"Unionist opposition was such that nationalists concluded it must be a good thing. I don't think unionists ever realised how much they contributed to the acceptance of the agreement, the swing back from Sinn Féin to the SDLP and Sinn Féin's decision to abandon violence.
"We had feared a more violent reaction. The unionists couldn't understand that what we were trying to do was defeat the IRA. They thought we wanted to get involved in Northern Ireland, which was the last thing anyone down here wanted to do."
Despite unionist opposition to the agreement, Dr FitzGerald believes that agreement planted the seeds of change that culminated in the 1998 Good Friday Agreement.
For southern negotiators, DUP leader Ian Paisley had long cast a shadow over efforts to secure agreement over Northern Ireland and with lasting consequences.
"I remember a cousin of mine in Northern Ireland in the late 1950s saying that the man would destroy Northern Ireland. I didn't think it was possible people could be that mad as to follow him but they did. It was obvious even then that he had a major role to play. The UUP were unwilling to take him out.
"In retrospect we all thought at the time 'a unionist split what a good thing' but it wasn't, because if the unionists hadn't split this would have been resolved long ago. It was disastrous but I don't think we realised that at the time."
Six years after Dr FitzGerald's departure from politics, it was when John Hume told him "how far Sinn Féin had come and what they were prepared to agree to or accept in 1993 that I realised the agreement had a powerful effect that I had hoped for but hadn't actually observed in the previous years, so I was retrospectively justified".
He believes the SDLP continues to have a "strong and effective" role in northern affairs, while predicting that Sinn Féin has reached a plateau in its popularity in the Republic, being limited by its lack of support among the middle classes, women, "who are very anti-violence", and the older generations.

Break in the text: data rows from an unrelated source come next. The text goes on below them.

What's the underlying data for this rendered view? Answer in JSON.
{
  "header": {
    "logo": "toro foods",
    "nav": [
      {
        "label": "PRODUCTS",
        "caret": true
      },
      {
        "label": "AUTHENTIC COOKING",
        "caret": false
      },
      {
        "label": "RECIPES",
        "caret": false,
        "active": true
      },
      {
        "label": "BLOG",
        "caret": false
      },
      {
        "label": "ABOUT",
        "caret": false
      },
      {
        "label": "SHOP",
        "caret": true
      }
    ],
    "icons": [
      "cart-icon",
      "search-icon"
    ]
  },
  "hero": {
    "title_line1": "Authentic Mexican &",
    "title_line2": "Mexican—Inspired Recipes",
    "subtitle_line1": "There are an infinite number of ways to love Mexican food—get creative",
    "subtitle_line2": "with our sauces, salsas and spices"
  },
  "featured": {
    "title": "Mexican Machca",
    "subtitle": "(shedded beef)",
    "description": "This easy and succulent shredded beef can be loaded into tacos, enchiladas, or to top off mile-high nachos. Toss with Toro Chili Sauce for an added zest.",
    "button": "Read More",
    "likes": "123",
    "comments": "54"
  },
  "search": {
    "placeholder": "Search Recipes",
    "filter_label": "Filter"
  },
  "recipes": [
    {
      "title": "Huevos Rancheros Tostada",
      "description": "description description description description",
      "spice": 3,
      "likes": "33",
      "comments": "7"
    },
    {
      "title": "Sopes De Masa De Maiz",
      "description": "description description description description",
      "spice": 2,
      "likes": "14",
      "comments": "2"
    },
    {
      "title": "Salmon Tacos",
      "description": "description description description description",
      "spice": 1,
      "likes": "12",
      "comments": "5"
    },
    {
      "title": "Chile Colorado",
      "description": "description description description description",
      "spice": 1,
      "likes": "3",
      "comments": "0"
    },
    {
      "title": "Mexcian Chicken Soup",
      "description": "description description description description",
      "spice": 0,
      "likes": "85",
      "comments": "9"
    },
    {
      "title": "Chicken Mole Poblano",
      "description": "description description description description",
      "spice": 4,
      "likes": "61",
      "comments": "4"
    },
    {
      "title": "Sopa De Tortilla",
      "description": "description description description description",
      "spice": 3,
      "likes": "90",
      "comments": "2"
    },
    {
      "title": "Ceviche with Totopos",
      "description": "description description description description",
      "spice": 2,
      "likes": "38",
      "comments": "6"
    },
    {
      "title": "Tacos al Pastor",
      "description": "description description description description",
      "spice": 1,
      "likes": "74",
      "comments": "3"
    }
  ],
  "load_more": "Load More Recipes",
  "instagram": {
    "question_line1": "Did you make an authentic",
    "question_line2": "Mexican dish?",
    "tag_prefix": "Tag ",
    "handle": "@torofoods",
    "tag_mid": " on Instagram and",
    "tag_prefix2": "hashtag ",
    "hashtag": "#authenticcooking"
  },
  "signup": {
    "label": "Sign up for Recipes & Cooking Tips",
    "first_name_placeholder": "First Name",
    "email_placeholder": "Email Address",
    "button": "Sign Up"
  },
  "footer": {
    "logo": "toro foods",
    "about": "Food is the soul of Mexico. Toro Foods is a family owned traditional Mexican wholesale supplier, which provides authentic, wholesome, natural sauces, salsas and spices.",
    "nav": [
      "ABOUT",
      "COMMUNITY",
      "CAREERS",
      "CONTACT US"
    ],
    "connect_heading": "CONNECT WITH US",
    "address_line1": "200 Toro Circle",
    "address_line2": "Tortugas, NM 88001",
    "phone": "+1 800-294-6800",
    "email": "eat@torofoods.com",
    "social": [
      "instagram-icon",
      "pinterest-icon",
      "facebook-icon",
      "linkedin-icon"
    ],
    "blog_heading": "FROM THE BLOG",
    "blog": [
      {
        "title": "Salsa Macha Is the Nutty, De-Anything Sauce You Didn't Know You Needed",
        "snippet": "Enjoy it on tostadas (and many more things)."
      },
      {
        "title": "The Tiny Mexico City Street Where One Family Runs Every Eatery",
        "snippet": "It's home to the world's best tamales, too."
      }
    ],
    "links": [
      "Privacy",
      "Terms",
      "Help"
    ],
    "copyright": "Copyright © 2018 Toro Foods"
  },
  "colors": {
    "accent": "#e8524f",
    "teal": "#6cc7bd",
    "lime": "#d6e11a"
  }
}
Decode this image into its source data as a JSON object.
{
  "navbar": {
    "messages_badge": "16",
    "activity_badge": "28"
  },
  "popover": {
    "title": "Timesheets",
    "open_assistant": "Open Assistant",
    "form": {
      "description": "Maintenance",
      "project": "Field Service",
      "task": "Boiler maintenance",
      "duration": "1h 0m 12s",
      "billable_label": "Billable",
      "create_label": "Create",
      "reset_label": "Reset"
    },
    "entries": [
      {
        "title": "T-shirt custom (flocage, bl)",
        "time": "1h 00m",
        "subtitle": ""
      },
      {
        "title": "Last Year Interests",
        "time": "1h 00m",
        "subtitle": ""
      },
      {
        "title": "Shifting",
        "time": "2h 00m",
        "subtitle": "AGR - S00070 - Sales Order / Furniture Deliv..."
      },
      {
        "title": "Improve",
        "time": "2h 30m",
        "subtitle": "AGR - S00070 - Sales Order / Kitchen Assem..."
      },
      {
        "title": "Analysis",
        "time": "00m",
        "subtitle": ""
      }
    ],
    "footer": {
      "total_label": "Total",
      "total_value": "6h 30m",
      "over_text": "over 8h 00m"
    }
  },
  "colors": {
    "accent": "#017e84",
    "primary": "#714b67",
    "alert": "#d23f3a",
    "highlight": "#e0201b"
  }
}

Dr FitzGerald, who says he will continue to monitor Northern Ireland and the peace process, concludes: "The record of constitutional politicians north and south, faced with trying to resolve the problems of Northern Ireland, has been remarkable and historians will speak highly of it although nobody notices at the time."